The WILP model engages the private sector to invest and train their future workforce as a means to further Canada's global competitiveness and success. This is regarded as a structural evolution to Canada's model for post-secondary education, and a strategic long-term investment in Canada's workforce.
In the WILP model, private sector investment supplements public sector funding in education/training. Private sector companies work collaboratively with post-secondary institutions to develop curriculum that bridges the existing gap between the knowledge and skills needed by the Canadian private sector and those currently found in university and college graduates. The hosting company plays an active role in teaching that curriculum.
Siemens Canada is the prime developer, implementer, and tester of the WILP model in the manufacturing sector. The learning garnered from Siemens' experiences will be adopted into a WILP model that can be applied to additional sectors of the economy, more post-secondary institutions and more regions of Canada.
The WILP model
- Canada is better able to compete globally; helping to deliver a globally competitive workforce
- Eliminates current and future skill gaps; an ongoing program that identifies and addresses skills gaps keeps Canada adaptable for whatever new competencies are required
- Enhances innovation through collaboration; students and partner schools create powerful platforms for collaborative research and innovation
- Enhances productivity; students graduating post-secondary schools will have the training needed to be productive quickly. This will advance companies time to market.
- Reduces student debt; the private sector offers generous compensation (benefits, salary, tuition), allowing students to more quickly relieve the burden of student debt
- Enhances academic studies; provides context and relevance to students' academic studies
- Increases student's employability; students are better able to successfully compete for top jobs
- Reduces employee churn; both employers and students have a chance to ensure there's a technical and cultural 'fit' between them
- Promotes knowledge transfer within the company; through reverse mentoring the company's workforce stays aware of new developments

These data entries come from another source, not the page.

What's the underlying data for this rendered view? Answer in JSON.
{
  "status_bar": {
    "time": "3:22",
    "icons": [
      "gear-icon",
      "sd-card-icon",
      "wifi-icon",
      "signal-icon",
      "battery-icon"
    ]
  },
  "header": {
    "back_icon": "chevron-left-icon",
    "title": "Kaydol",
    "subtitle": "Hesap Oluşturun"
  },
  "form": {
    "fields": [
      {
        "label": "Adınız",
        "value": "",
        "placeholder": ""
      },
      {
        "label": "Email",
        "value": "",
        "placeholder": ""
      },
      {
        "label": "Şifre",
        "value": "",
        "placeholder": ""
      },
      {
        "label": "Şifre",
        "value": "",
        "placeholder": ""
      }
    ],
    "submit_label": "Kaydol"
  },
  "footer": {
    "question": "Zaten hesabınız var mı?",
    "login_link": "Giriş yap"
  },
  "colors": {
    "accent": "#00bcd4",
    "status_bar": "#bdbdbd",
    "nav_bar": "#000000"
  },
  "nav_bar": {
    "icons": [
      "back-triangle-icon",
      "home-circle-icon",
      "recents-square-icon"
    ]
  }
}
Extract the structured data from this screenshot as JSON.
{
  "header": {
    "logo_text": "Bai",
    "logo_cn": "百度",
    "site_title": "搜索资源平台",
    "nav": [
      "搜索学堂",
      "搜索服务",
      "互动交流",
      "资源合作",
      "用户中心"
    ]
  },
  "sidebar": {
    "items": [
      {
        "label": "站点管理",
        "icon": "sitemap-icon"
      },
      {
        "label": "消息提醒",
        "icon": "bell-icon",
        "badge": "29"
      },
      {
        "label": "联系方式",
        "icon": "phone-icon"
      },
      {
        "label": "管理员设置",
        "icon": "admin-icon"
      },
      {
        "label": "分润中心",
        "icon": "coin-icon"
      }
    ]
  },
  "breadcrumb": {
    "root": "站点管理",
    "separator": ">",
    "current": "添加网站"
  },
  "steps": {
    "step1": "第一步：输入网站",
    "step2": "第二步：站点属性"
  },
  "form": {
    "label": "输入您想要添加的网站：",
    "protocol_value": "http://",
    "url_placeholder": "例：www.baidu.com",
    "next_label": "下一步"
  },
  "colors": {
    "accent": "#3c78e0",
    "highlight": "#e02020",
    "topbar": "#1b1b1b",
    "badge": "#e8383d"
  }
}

- Respond quickly to changing skill needs; companies can benefit by responding quickly to their changing skills needs